JIM MARX, BIO/STATEMENT
was born and raised in the great city of Chicago. Interested in the visual arts
from a relatively early age, he spent many hours getting acquainted with the collection
of paintings from the Impressionist period, housed at the Chicago Art Institute.
He may have missed some days of school because of this, but education is education.
During the sixties and seventies, he was also keenly interested it the emerging
work of the Street Photographers who were garnering more and more attention in
the Art World.
While at school in the early seventies, he acquired his first 35mm camera.
Loading his camera with black and white film, he had to rely on the drug store
or camera shops to get film processed and prints printed. As time went by, he
realized that he wanted and needed more control of his images. The late seventies
saw him enrolled in the photography department at Columbia College in Chicago.
During the two years of study at Columbia, he had the great fortune to get the
notice of several of the artist teaching there.
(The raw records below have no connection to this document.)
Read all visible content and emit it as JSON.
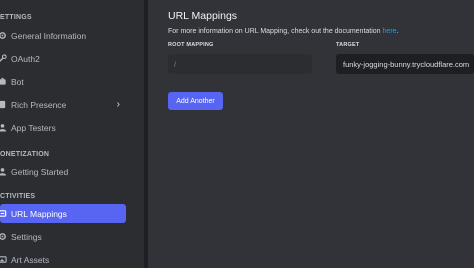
{
  "sidebar": {
    "sections": [
      {
        "label": "ETTINGS"
      },
      {
        "label": "ONETIZATION"
      },
      {
        "label": "CTIVITIES"
      }
    ],
    "items": [
      {
        "label": "General Information",
        "icon": "gear-icon"
      },
      {
        "label": "OAuth2",
        "icon": "wrench-icon"
      },
      {
        "label": "Bot",
        "icon": "puzzle-icon"
      },
      {
        "label": "Rich Presence",
        "icon": "document-icon",
        "chevron": "›"
      },
      {
        "label": "App Testers",
        "icon": "people-icon"
      },
      {
        "label": "Getting Started",
        "icon": "people-icon"
      },
      {
        "label": "URL Mappings",
        "icon": "link-icon",
        "active": true
      },
      {
        "label": "Settings",
        "icon": "gear-icon"
      },
      {
        "label": "Art Assets",
        "icon": "image-icon"
      }
    ]
  },
  "main": {
    "title": "URL Mappings",
    "description": "For more information on URL Mapping, check out the documentation ",
    "description_link": "here",
    "description_end": ".",
    "root_mapping_label": "ROOT MAPPING",
    "target_label": "TARGET",
    "root_mapping_value": "/",
    "target_value": "funky-jogging-bunny.trycloudflare.com",
    "add_button": "Add Another"
  },
  "colors": {
    "accent": "#5865f2",
    "link": "#00a8fc",
    "sidebar_bg": "#2b2d31",
    "main_bg": "#313338"
  }
}
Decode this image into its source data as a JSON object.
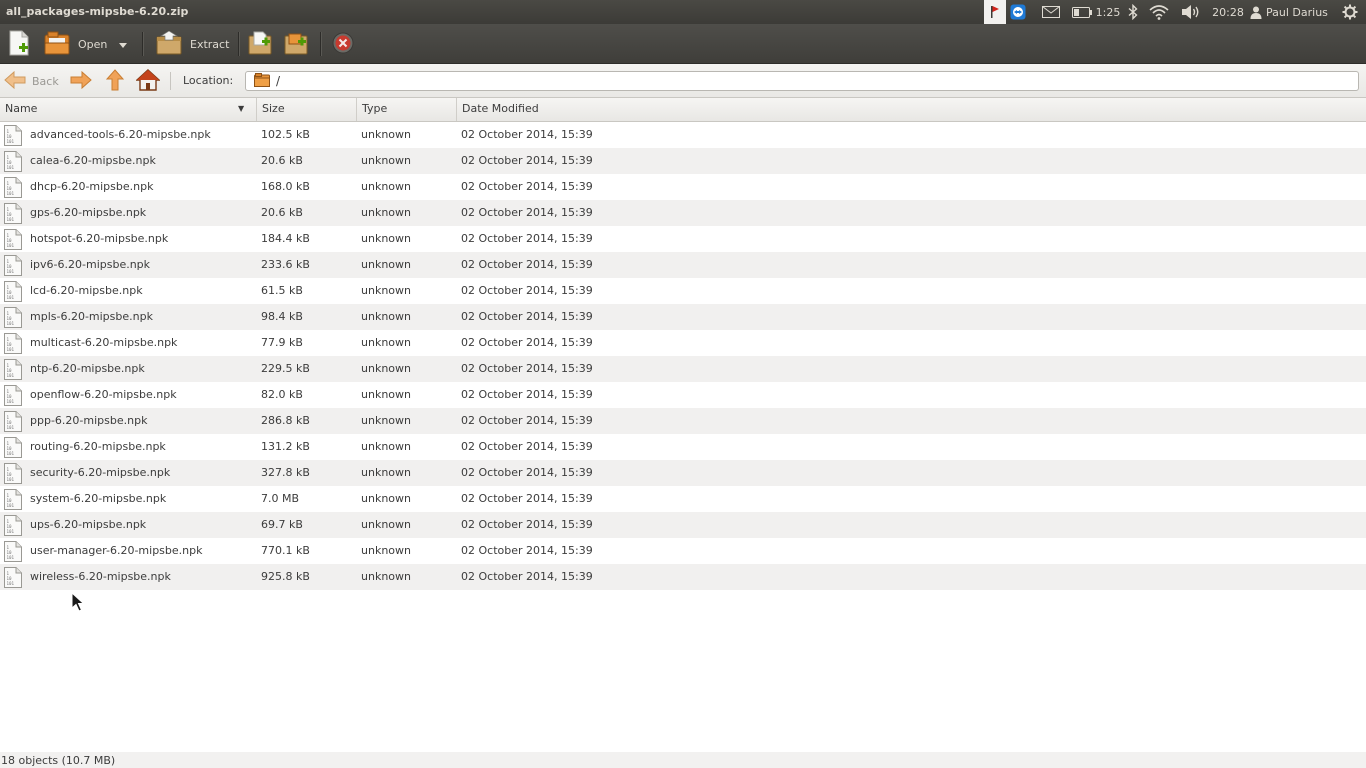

Mentored by artist such as Arthur
Lazaar and Charles Traub, he was encouraged to find his way, expressing himself
The early part of his photographic journey was comprised of black and white
images, produced on large, medium and small formats. Curious about so many things
in the world his imagery would span many different genres, from the pastoral to
the erotic. As the digital age encroached, it was with some hesitation and trepidation
that he finally picked up a digital camera. It introduced him to the world of
Impressionism and contemporary photographers were not his only influences.
A bibliophile since childhood, the world of literature was always another factor.
Drawing and painting were not something he could depend on, neither was writing.
He discovered that he could combine his interest in these various mediums using
a machine, a camera.
The early work, were images designed to suggest a story, a sentence, a paragraph,
a small piece of literature. Some years back, a friend suggested he write a poem.
Camera in hand, he began to create visual poems, pictures that could evoke emotions
in the viewer. The thrust of much of the current work are these visual poems.
Alright, sometimes his kitten is the subject of his pictures.